He did all of this while under constant threat of being killed himself.
Below is a video where Corporal Doss recounts his story. The part that ties into my son, Jonathan’s story is the phrase Corporal Doss kept repeating after he lowered each soldier.
Over and over he said, “Lord, please help me get one more.”
Jonathan’s group leader actually met Desmond Doss at church years before. So he told Jonathan, “when you think you can’t do anything else and when you think you’re at your limit, say to yourself, Lord, please help me get one more.”
I know this seems kind of silly as far as hauling buckets of gravel but Jonathan took it to heart and used it to get through that day.
And to his credit, Jonathan began applying this phrase to his treatment as well. It became his affirmation.
Lord, please help me get through one more day, help me do one more thing to heal the hole in my heart so that I can come home.
In one of his letters to us, Jonathan wrote about the gravel and about Desmond Doss and how he was using the phrase in his therapy. I realized how important this phrase was to him. So when it came time for him to graduate from the program, I designed a special T-Shirt with, “Lord, please help me get one more,” on it.
But let me back up just a little. Throughout this story, I have been referring to my son with his given name, Jonathan. While he was in treatment, he had everyone call him Jonny. In another letter to us, he asked me when he graduated from the program, would I consider calling him Jonny instead of Jonathan? Deal!
After six long, hard months, Jonathan completed the program. How did he apply his affirmation? In another story, I write about a person who lived at the same time in history as Corporal Doss. She is famous for doing what Jonathan would do almost 70 years later.

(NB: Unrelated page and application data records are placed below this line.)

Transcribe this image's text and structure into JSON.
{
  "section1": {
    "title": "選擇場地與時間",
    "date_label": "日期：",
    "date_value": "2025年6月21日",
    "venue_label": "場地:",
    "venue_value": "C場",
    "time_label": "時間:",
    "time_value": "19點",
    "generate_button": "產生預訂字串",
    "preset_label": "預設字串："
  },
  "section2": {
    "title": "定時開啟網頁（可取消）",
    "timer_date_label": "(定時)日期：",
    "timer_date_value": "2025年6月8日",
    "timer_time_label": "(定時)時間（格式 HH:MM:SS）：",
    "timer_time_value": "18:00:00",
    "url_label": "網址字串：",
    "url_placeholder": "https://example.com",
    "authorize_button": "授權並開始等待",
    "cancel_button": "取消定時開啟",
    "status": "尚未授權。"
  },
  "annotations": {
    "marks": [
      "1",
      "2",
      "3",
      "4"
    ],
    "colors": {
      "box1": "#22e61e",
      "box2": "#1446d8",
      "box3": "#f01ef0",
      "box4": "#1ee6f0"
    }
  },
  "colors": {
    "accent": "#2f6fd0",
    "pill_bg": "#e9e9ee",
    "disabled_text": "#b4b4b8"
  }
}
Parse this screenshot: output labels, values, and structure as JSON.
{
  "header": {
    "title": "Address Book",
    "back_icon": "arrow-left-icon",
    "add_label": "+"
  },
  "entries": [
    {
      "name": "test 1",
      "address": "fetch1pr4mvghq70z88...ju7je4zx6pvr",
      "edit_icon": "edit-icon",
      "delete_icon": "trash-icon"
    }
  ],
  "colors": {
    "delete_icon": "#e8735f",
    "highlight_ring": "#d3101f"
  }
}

At his graduation, I gave Jonathan the T-Shirt, which will be known from now on as Jonny’s Shirt. I also printed several shirts for the staff members who had supported him during his time there.
Jonny handed them out. When he gave the team leader who had told him the story about Desmond Doss his T-Shirt, it was a very special moment. He had no idea the impact the story he told had on Jonny.
And it wasn’t just Jonny. I have friends who love this story and love wearing their Jonny Shirts.
Originally this affirmation helped Corporal Doss rescue his injured comrades. Many years later, it helped my son rescue himself during his treatment program. But it’s become so much more. It’s really become an affirmation for life.
If you’ve been inspired by the story of Desmond Doss or my son Jonny, I hope you’ll tell others. Maybe it can help someone you know overcome an obstacle in their life.
Can I send you something? I’ve made a poster of the art that was used for Jonny’s Shirt and I would love for you to have this affirmation. Just follow the prompts below to get your copy.
I’m Author, Storyteller, and Adoptive Parent, Tim Maudlin. I would love to connect with you. Details in the comments below.
This column was originally published on my site at DoWhatYouCanNow.com You can reach me there or email tim@DoWhatYouCanNow.com